Tiger Woods' Putting Will Push Him to 2013 Players Championship Win on Sunday

Matt FitzgeraldCorrespondent IIIMay 12, 2013

PONTE VEDRA BEACH, FL - MAY 11:  Tiger Woods of the USA lines up a putt on the first green during round three of THE PLAYERS Championship at THE PLAYERS Stadium course at TPC Sawgrass on May 11, 2013 in Ponte Vedra Beach, Florida.  (Photo by Sam Greenwood/Getty Images)
Sam Greenwood/Getty Images

The 2013 Players Championship is for the taking for Tiger Woods on Sunday. As brilliantly as he's been putting all year long, there is little reason he shouldn't erase his current two-shot deficit to emerge victorious.

Woods leads the PGA Tour in strokes gained putting this season, which has already driven him to three wins on the year. After two rounds of 67, a weather delay and an off stretch of putting stagnated his progress.

A three-putt at the par-three third hole on Saturday was Woods' first of the week, and it stymied the momentum he generated with a birdie at the previous hole.

That was also the site of the biggest controversy of the tournament thus far. Paired with Sergio Garcia—a player Woods doesn't get along with—TPC Sawgrass' No. 2 fostered a truly unique situation.

As Garcia prepared to shoot for the green in two on the par-five, Woods was deliberating what to do, since he had driven it in a spot of bother about 50 yards left of the fairway. When he decided to pull a fairway metal and take a hack at the putting surface himself, the crowd cheered.

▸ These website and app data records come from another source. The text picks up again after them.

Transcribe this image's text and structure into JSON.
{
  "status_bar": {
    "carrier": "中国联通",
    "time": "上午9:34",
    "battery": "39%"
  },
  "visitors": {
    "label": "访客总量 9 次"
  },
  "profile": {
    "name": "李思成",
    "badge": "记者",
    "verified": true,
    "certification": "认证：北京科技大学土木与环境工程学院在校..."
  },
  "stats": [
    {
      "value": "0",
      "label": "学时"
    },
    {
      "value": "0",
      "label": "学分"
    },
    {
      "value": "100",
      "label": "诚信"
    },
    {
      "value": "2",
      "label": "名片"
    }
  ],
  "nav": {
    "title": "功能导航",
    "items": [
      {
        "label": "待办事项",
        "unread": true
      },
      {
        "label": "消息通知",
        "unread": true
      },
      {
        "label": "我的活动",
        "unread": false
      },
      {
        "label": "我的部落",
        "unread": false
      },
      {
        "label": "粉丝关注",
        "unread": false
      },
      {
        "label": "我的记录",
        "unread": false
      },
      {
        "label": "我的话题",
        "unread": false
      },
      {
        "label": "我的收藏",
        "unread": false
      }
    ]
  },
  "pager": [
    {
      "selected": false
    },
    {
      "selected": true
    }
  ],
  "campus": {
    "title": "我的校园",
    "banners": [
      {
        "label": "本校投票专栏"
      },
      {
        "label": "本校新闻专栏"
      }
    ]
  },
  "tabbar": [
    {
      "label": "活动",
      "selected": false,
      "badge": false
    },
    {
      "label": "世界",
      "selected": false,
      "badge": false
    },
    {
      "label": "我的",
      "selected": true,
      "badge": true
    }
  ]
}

Unfortunately for Garcia, it was in the middle of his backswing. Garcia bogeyed, while Woods birdied. When the Spaniard voiced his displeasure publicly during the weather delay, it led to a spat between the two.

ESPN's Bob Harig logs Garcia's inital statement, followed by Woods' response:

I wouldn't say that [Woods] didn't see that I was ready, but you do have a feel when the other guy is going to hit, and right as I was in the top of my backswing, I think he must have pulled like a 5-wood or a 3-wood and obviously everybody started screaming. So that didn't help very much.

Obviously, [Garcia] doesn't know all the facts. The marshals told me he had already hit. I pulled the club and played my shot. Then I hear his comments afterward. Not really surprising that he's complaining about something.


Woods' round fell flat with 12 consecutive pars, but if that doesn't get his competitive juices flowing, it's hard to imagine what else could do it more effectively.

Plus, Woods has been capitalizing on par-fives extremely well this week so far, as Golf Channel's Jason Sobel highlighted:

With the aforementioned birdie at No. 2, Woods moved to minus-nine, and since he didn't take advantage of the subsequent two, conventional wisdom says he's due for something magnificent to end his third round.

The pairing has hit their tee shots on No. 15, and that is where they will resume early Sunday morning. If Woods can get off to a good start—and perhaps possibly find the green in two on the par-five 16th—he could easily apply pressure to current leader David Lingmerth.

At age 25 and coming off of five consecutive missed cuts, there isn't much reason to believe that Lingmerth will hold on, even though The Players consistently produces surprise winners—and has had 19 different champions in the past 19 years.

Considering the form Woods is in with regard to every facet of his game, this would be the time for that trend to be broken.

Winning at a venue where he has just one victory in 15 previous attempts would reaffirm Woods' dominance.

Considering the historically shaky putting of Garcia and fellow joint second-place competitor Henrik Stenson and the inexperience of Lingmerth, conditions seem ideal for Woods to close out his 78th PGA Tour win.

Note: All statistics and information, unless otherwise indicated, are courtesy of PGATour.com.